Off the court, however, the Cleveland Cavaliers' All-Star forward is still finding a way to make a difference.
With November underway and men's health awareness coming into focus, Kevin Love has launched his new web series, "Locker Room Talk," in conjunction with Schick Hydro. In the first episode, Love can be seen discussing mental health with 23-time Olympic gold medal-winning swimmer Michael Phelps, who revealed earlier this year that he considered committing suicide following the 2012 Summer Olympics.
"I think back to when I was growing up in the sport and I lived in a bubble. I was basically groomed to be this athlete or this person. After a while it got to a point where I didn't like being that. I wanted to be who I am," Phelps said. "It took me being at the all-time low of not wanting to be alive. And after sitting in my room for four or five days, I just realized that there are other answers out there."
"I basically learned how to communicate at the age of 30," Phelps noted with a laugh.
That age clearly struck a chord with Love, who hasn't been shy to share his own battles with mental health in recent months. In March, the 5-time All-Star revealed in an essay for The Players' Tribune that he's dealt with anxiety and panic attacks, including one that occurred during a game last season.
"I just turned 30 myself and I feel like I'm finally figuring out who I am," Love said. "Like you said, it does take hitting rock bottom. Going through my panic attack and always have this depression going on and not understanding it. I had no idea about mental health. I always thought I would just get out of it, but it would take a lot of time and the anxiety was always there as well. I felt the need to share my story."

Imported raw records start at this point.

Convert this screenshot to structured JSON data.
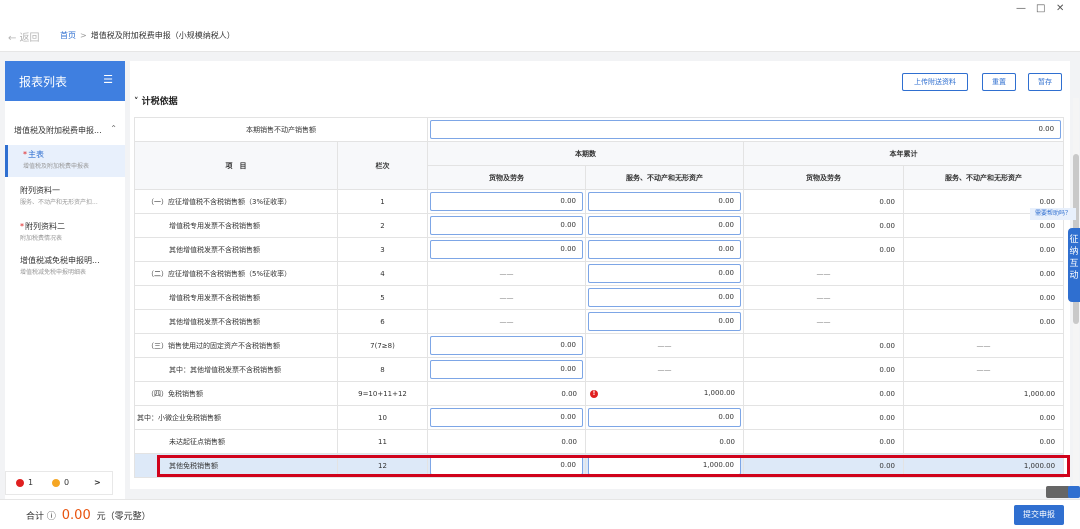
{
  "window": {
    "minimize": "—",
    "maximize": "□",
    "close": "✕"
  },
  "nav": {
    "back": "← 返回",
    "home": "首页",
    "sep": ">",
    "current": "增值税及附加税费申报（小规模纳税人）"
  },
  "sidebar": {
    "title": "报表列表",
    "group": "增值税及附加税费申报...",
    "items": [
      {
        "title": "主表",
        "sub": "增值税及附加税费申报表",
        "required": true,
        "active": true
      },
      {
        "title": "附列资料一",
        "sub": "服务、不动产和无形资产扣...",
        "required": false
      },
      {
        "title": "附列资料二",
        "sub": "附加税费情况表",
        "required": true
      },
      {
        "title": "增值税减免税申报明...",
        "sub": "增值税减免税申报明细表",
        "required": false
      }
    ],
    "errors": {
      "red_count": "1",
      "orange_count": "0",
      "arrow": ">"
    }
  },
  "toolbar": {
    "upload": "上传附送资料",
    "reset": "重置",
    "save": "暂存"
  },
  "section_title": "计税依据",
  "table": {
    "row0_label": "本期销售不动产销售额",
    "row0_value": "0.00",
    "h_item": "项　目",
    "h_col": "栏次",
    "h_current": "本期数",
    "h_ytd": "本年累计",
    "h_goods": "货物及劳务",
    "h_services": "服务、不动产和无形资产",
    "h_goods2": "货物及劳务",
    "h_services2": "服务、不动产和无形资产",
    "rows": [
      {
        "label": "（一）应征增值税不含税销售额（3%征收率）",
        "col": "1",
        "v": [
          "0.00",
          "0.00",
          "0.00",
          "0.00"
        ]
      },
      {
        "label": "增值税专用发票不含税销售额",
        "col": "2",
        "v": [
          "0.00",
          "0.00",
          "0.00",
          "0.00"
        ]
      },
      {
        "label": "其他增值税发票不含税销售额",
        "col": "3",
        "v": [
          "0.00",
          "0.00",
          "0.00",
          "0.00"
        ]
      },
      {
        "label": "（二）应征增值税不含税销售额（5%征收率）",
        "col": "4",
        "v": [
          "——",
          "0.00",
          "——",
          "0.00"
        ]
      },
      {
        "label": "增值税专用发票不含税销售额",
        "col": "5",
        "v": [
          "——",
          "0.00",
          "——",
          "0.00"
        ]
      },
      {
        "label": "其他增值税发票不含税销售额",
        "col": "6",
        "v": [
          "——",
          "0.00",
          "——",
          "0.00"
        ]
      },
      {
        "label": "（三）销售使用过的固定资产不含税销售额",
        "col": "7(7≥8)",
        "v": [
          "0.00",
          "——",
          "0.00",
          "——"
        ]
      },
      {
        "label": "其中：其他增值税发票不含税销售额",
        "col": "8",
        "v": [
          "0.00",
          "——",
          "0.00",
          "——"
        ]
      },
      {
        "label": "（四）免税销售额",
        "col": "9=10+11+12",
        "v": [
          "0.00",
          "1,000.00",
          "0.00",
          "1,000.00"
        ]
      },
      {
        "label": "其中：小微企业免税销售额",
        "col": "10",
        "v": [
          "0.00",
          "0.00",
          "0.00",
          "0.00"
        ]
      },
      {
        "label": "未达起征点销售额",
        "col": "11",
        "v": [
          "0.00",
          "0.00",
          "0.00",
          "0.00"
        ]
      },
      {
        "label": "其他免税销售额",
        "col": "12",
        "v": [
          "0.00",
          "1,000.00",
          "0.00",
          "1,000.00"
        ]
      }
    ]
  },
  "footer": {
    "total_label": "合计",
    "info_icon": "ⓘ",
    "total_amount": "0.00",
    "unit": "元（零元整）",
    "submit": "提交申报"
  },
  "float": {
    "help": "需要帮助吗？",
    "tab": "征纳互动"
  }
}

Love will continue to share his story in future episodes of "Locker Room Talk," which will feature the likes of his Cavs teammate Channing Frye and former NBA star Paul Pierce. The series is serving as a part of Schick's 'Man I Am' campaign, which was "created to make a positive contribution to the topic of masculinity and seeks to positively discuss healthy masculinity," while raising "awareness and funds for the Movember Foundation and Kevin Love Fund."